If your boyfriend doesn’t have a credit history and you want to help, you can share one of your accounts with him. The account would show up on his credit report and his creditworthiness will build. However, there are two ways to share an account and it is crucial to know the difference between them. Plus, you do want to weigh the good with the bad when it comes to sharing an account in general.
Authorized user vs. joint account holder
As the first sharing method, adding your boyfriend as an authorized user grants him permission to use your account (with his own card), but he is not responsible for the bills and has no power to make changes to the account. The second method, making him a joint account holder, gives him equal responsibility for the account, including the bill, and gives him the power to make changes to the account. Since your boyfriend lacks experience with credit, we would not recommend adding him as a joint account holder.
Pros and cons to adding an authorized user
Making him an authorized user satisfies a happy medium: You can help your partner build his credit without losing autonomy of your finances. Still, consider if your help is necessary. This decision is not to be taken lightly, so weigh the following pros and cons.
- Help him build credit. Assuming you have good credit card habits (on-time payments, low debt-to-credit ratio, etc.), that will be reflected on his credit report and help him build good credit.
- Earn more points. If it’s a rewards card, his purchases will also count toward your rewards points, so you can get to your reward goals that much faster. Some credit card companies also give bonus points for adding an authorized user.
- You maintain control. As the account holder, you have the power to control his spending. You can accomplish this in one of two ways. First, don’t give him a physical credit card, and he can’t spend on your account at all. Some credit card companies will let you choose if you want a physical card for your authorized user. Otherwise, the authorized user’s card is mailed to the account holder, so you have the option of passing it along to him or not. Second, your credit card company may allow you to set spending limits for authorized users. If so, you can decide how much he is allowed to spend on your account. Since he has no power to make changes to the account, he cannot request a card for himself or change his spending limit.
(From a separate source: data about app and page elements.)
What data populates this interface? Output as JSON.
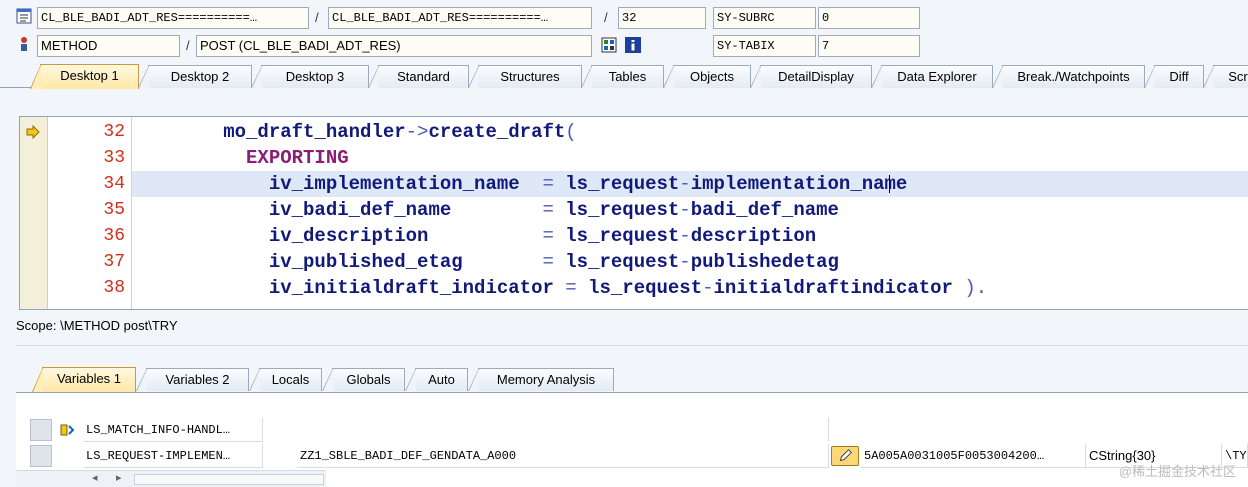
{
  "header": {
    "row1": {
      "program_field": "CL_BLE_BADI_ADT_RES==========…",
      "include_field": "CL_BLE_BADI_ADT_RES==========…",
      "line_field": "32",
      "sysvar_name": "SY-SUBRC",
      "sysvar_value": "0"
    },
    "row2": {
      "event_type": "METHOD",
      "event_name": "POST (CL_BLE_BADI_ADT_RES)",
      "sysvar_name": "SY-TABIX",
      "sysvar_value": "7"
    },
    "separators": [
      "/",
      "/",
      "/"
    ]
  },
  "desktop_tabs": [
    {
      "label": "Desktop 1",
      "active": true
    },
    {
      "label": "Desktop 2"
    },
    {
      "label": "Desktop 3"
    },
    {
      "label": "Standard"
    },
    {
      "label": "Structures"
    },
    {
      "label": "Tables"
    },
    {
      "label": "Objects"
    },
    {
      "label": "DetailDisplay"
    },
    {
      "label": "Data Explorer"
    },
    {
      "label": "Break./Watchpoints"
    },
    {
      "label": "Diff"
    },
    {
      "label": "Scrip"
    }
  ],
  "code": {
    "line_numbers": [
      "32",
      "33",
      "34",
      "35",
      "36",
      "37",
      "38"
    ],
    "current_line_index": 2,
    "exec_line_index": 0,
    "lines": [
      {
        "parts": [
          {
            "t": "        mo_draft_handler",
            "c": "id"
          },
          {
            "t": "->",
            "c": "op"
          },
          {
            "t": "create_draft",
            "c": "id"
          },
          {
            "t": "(",
            "c": "op"
          }
        ]
      },
      {
        "parts": [
          {
            "t": "          EXPORTING",
            "c": "kw"
          }
        ]
      },
      {
        "parts": [
          {
            "t": "            iv_implementation_name  ",
            "c": "id"
          },
          {
            "t": "=",
            "c": "op"
          },
          {
            "t": " ls_request",
            "c": "id"
          },
          {
            "t": "-",
            "c": "op"
          },
          {
            "t": "implementation_name",
            "c": "id"
          }
        ]
      },
      {
        "parts": [
          {
            "t": "            iv_badi_def_name        ",
            "c": "id"
          },
          {
            "t": "=",
            "c": "op"
          },
          {
            "t": " ls_request",
            "c": "id"
          },
          {
            "t": "-",
            "c": "op"
          },
          {
            "t": "badi_def_name",
            "c": "id"
          }
        ]
      },
      {
        "parts": [
          {
            "t": "            iv_description          ",
            "c": "id"
          },
          {
            "t": "=",
            "c": "op"
          },
          {
            "t": " ls_request",
            "c": "id"
          },
          {
            "t": "-",
            "c": "op"
          },
          {
            "t": "description",
            "c": "id"
          }
        ]
      },
      {
        "parts": [
          {
            "t": "            iv_published_etag       ",
            "c": "id"
          },
          {
            "t": "=",
            "c": "op"
          },
          {
            "t": " ls_request",
            "c": "id"
          },
          {
            "t": "-",
            "c": "op"
          },
          {
            "t": "publishedetag",
            "c": "id"
          }
        ]
      },
      {
        "parts": [
          {
            "t": "            iv_initialdraft_indicator ",
            "c": "id"
          },
          {
            "t": "=",
            "c": "op"
          },
          {
            "t": " ls_request",
            "c": "id"
          },
          {
            "t": "-",
            "c": "op"
          },
          {
            "t": "initialdraftindicator ",
            "c": "id"
          },
          {
            "t": ").",
            "c": "op"
          }
        ]
      }
    ]
  },
  "scope_text": "Scope: \\METHOD post\\TRY",
  "variable_tabs": [
    {
      "label": "Variables 1",
      "active": true
    },
    {
      "label": "Variables 2"
    },
    {
      "label": "Locals"
    },
    {
      "label": "Globals"
    },
    {
      "label": "Auto"
    },
    {
      "label": "Memory Analysis"
    }
  ],
  "variables": [
    {
      "name": "LS_MATCH_INFO-HANDL…",
      "value": "",
      "hex": "",
      "type": "",
      "extra": ""
    },
    {
      "name": "LS_REQUEST-IMPLEMEN…",
      "value": "ZZ1_SBLE_BADI_DEF_GENDATA_A000",
      "hex": "5A005A0031005F0053004200…",
      "type": "CString{30}",
      "extra": "\\TY"
    }
  ],
  "watermark": "@稀土掘金技术社区",
  "colors": {
    "line_number": "#d0301c",
    "code_identifier": "#111a7a",
    "keyword": "#8a1e73",
    "current_line_bg": "#dfe8f6",
    "active_tab": "#ffe7a6"
  },
  "icons": [
    "program-icon",
    "method-icon",
    "source-nav-icon",
    "info-icon",
    "exec-arrow-icon",
    "watch-icon",
    "edit-pencil-icon"
  ]
}
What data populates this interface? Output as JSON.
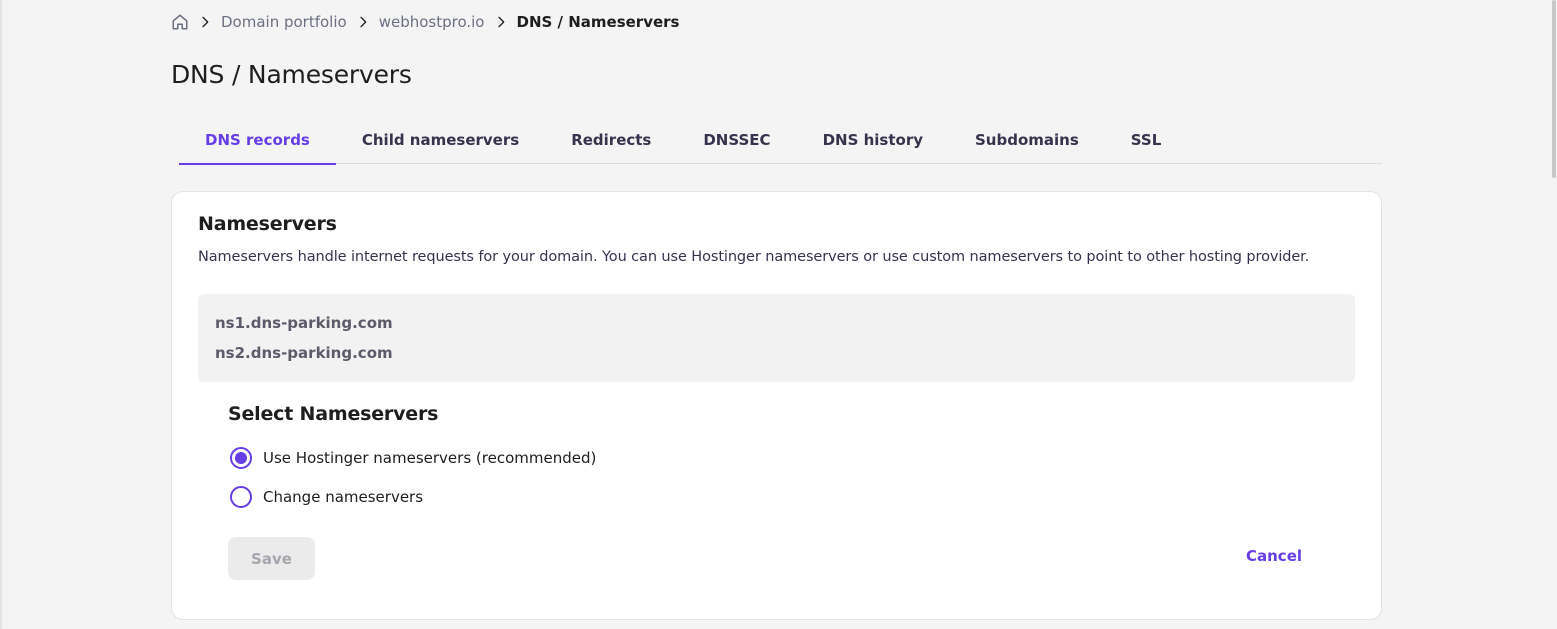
{
  "breadcrumb": {
    "home_icon": "home-icon",
    "items": [
      "Domain portfolio",
      "webhostpro.io"
    ],
    "current": "DNS / Nameservers"
  },
  "page": {
    "title": "DNS / Nameservers"
  },
  "tabs": [
    {
      "label": "DNS records",
      "active": true
    },
    {
      "label": "Child nameservers"
    },
    {
      "label": "Redirects"
    },
    {
      "label": "DNSSEC"
    },
    {
      "label": "DNS history"
    },
    {
      "label": "Subdomains"
    },
    {
      "label": "SSL"
    }
  ],
  "nameservers": {
    "title": "Nameservers",
    "description": "Nameservers handle internet requests for your domain. You can use Hostinger nameservers or use custom nameservers to point to other hosting provider.",
    "current": [
      "ns1.dns-parking.com",
      "ns2.dns-parking.com"
    ],
    "select_title": "Select Nameservers",
    "options": [
      {
        "label": "Use Hostinger nameservers (recommended)",
        "selected": true
      },
      {
        "label": "Change nameservers",
        "selected": false
      }
    ],
    "save_label": "Save",
    "cancel_label": "Cancel"
  },
  "colors": {
    "accent": "#673de6",
    "background": "#f4f4f4",
    "card": "#ffffff",
    "text": "#1d1e20",
    "muted": "#6d7081"
  }
}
- You are liable for his spending. If he has a card and you choose not to or are unable to set a spending limit for him, he might run up a lofty bill for you. Even if he has every intention of being responsible, people have a tendency to spend more money when it’s not their own. This is especially worrisome if you break up. If you don’t remove him from your account right away, he has the power to do a lot of damage to your finances. And he won’t be liable for any of it.It could hurt your credit. He could max out your card or even just put a high balance on it. Since one of the factors that affects your credit score is debt-to-credit ratio, that could have a negative impact on your credit.
- It could hurt his credit. On the flip side, if your credit card habits aren’t so great, it could hurt his credit. Missing or making payments late or racking up high balances yourself will have the same negative impact on his credit. Also, when he is removed from your account, there might be a dip in his credit score. Make sure that he opens his own credit card as soon as he begins to establish credit so he can continue building his own credit rating after you remove him.
If you take the proper precautions, you can easily add your boyfriend as an authorized user, help him build credit, and protect your credit at the same time. Without the proper precautions, though, it could just as easily hurt you both.